THE MYSTICAL, MAGICAL TRUTH ABOUT MONEY

THE MYSTICAL, MAGICAL TRUTH ABOUT MONEYWADE B. COOK THIS ARTICLE WAS EXCERPTED FROM TURBO MONEY

PART ONE:

To get started, let’s just assume a truth about you and money. You want to be wealthy. You want to succeed. To you the word rich is not a bad four letter word. I presume that is why you are here reading this book. If we can’t settle on that truth, there is no way this chapter and this book will be of service to you. Truth is vastly important. Why? Because as one man said when discussing the maxim: “Honesty is the best Policy,” it is true because there is so little of it. I won’t be quite that skeptical, but there truly is power in truth telling. If you seek the truth then so many things make sense. Knowledge changes as the years pass by. From medicine to space, from raising kids to underwater exploration; from vacations to vocations—like making money—there is an elasticity to knowledge. There is no such elasticity to truth. Truth gets awash in our own preconceived perceptions and opinions. That is why the first thing we all must do is focus our attention on gathering facts, prioritizing them and making and implementing better decisions. Let me give you a short financial truth right now. What you think about it is more important than the statement itself. Here it is. There are many people selling this or that tax shelter. They have products for sale. This is how they make a living. They profit from what you buy and do. This author says that the greatest tax shelter in the world is to make more money. It’s so much easier and so much more profitable and so much more fun. What do you think about this? There are three benefits of owning things, like investments and businesses. They are Cash Flow, Tax Write Offs and Growth. Which one is important to you? This is your truth. Each of these benefits is designed to solve a problem, but most people need more cash flow. How about you? Shortly we will use some numbers associated with making money. You will enter this discussion as you enter the investment or business bus station of life. You’ll look at this or that bus and determine, is the signage right, is the bus in good shape—in short, will it get me to where I want to go? How does the bus driver look?
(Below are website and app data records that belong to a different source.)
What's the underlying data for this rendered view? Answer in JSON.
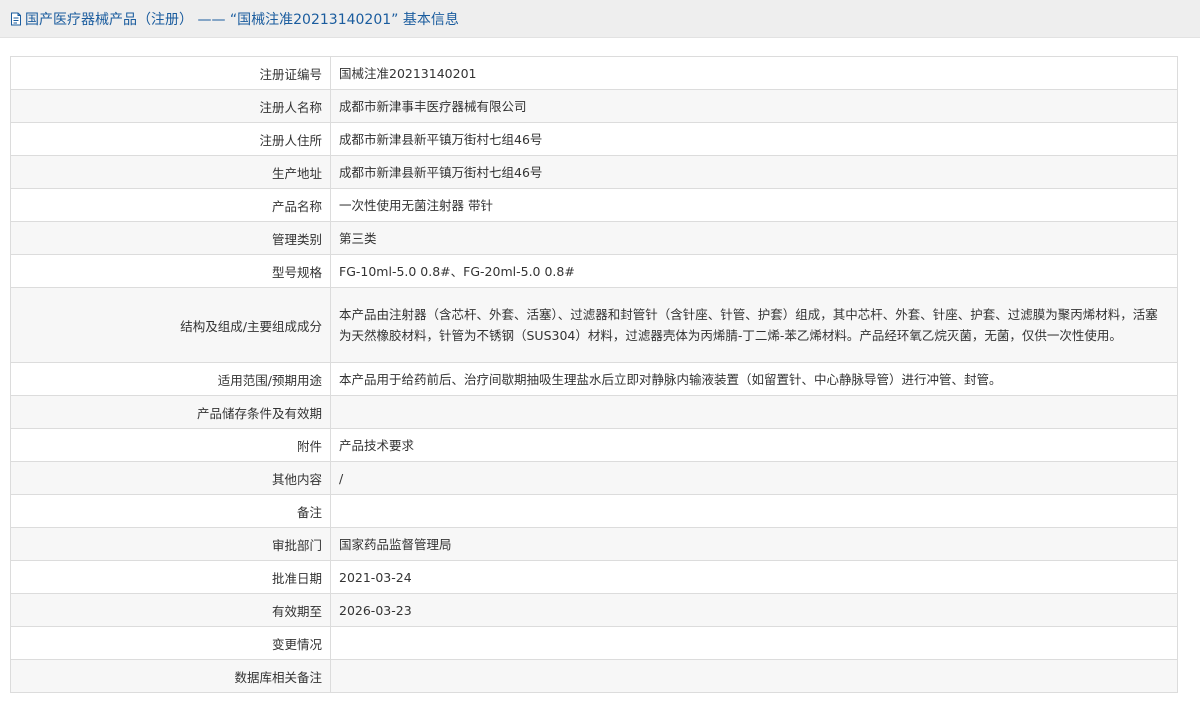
{
  "header": {
    "title": "国产医疗器械产品（注册） —— “国械注准20213140201” 基本信息",
    "icon": "document-icon"
  },
  "rows": [
    {
      "label": "注册证编号",
      "value": "国械注准20213140201"
    },
    {
      "label": "注册人名称",
      "value": "成都市新津事丰医疗器械有限公司"
    },
    {
      "label": "注册人住所",
      "value": "成都市新津县新平镇万街村七组46号"
    },
    {
      "label": "生产地址",
      "value": "成都市新津县新平镇万街村七组46号"
    },
    {
      "label": "产品名称",
      "value": "一次性使用无菌注射器 带针"
    },
    {
      "label": "管理类别",
      "value": "第三类"
    },
    {
      "label": "型号规格",
      "value": "FG-10ml-5.0 0.8#、FG-20ml-5.0 0.8#"
    },
    {
      "label": "结构及组成/主要组成成分",
      "value": "本产品由注射器（含芯杆、外套、活塞）、过滤器和封管针（含针座、针管、护套）组成，其中芯杆、外套、针座、护套、过滤膜为聚丙烯材料，活塞为天然橡胶材料，针管为不锈钢（SUS304）材料，过滤器壳体为丙烯腈-丁二烯-苯乙烯材料。产品经环氧乙烷灭菌，无菌，仅供一次性使用。"
    },
    {
      "label": "适用范围/预期用途",
      "value": "本产品用于给药前后、治疗间歇期抽吸生理盐水后立即对静脉内输液装置（如留置针、中心静脉导管）进行冲管、封管。"
    },
    {
      "label": "产品储存条件及有效期",
      "value": ""
    },
    {
      "label": "附件",
      "value": "产品技术要求"
    },
    {
      "label": "其他内容",
      "value": "/"
    },
    {
      "label": "备注",
      "value": ""
    },
    {
      "label": "审批部门",
      "value": "国家药品监督管理局"
    },
    {
      "label": "批准日期",
      "value": "2021-03-24"
    },
    {
      "label": "有效期至",
      "value": "2026-03-23"
    },
    {
      "label": "变更情况",
      "value": ""
    },
    {
      "label": "数据库相关备注",
      "value": ""
    }
  ]
}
If the bus breaks down or has to travel on detours and pitted roads is it road-worthy? How safe do I feel?

TO BE CONTINUED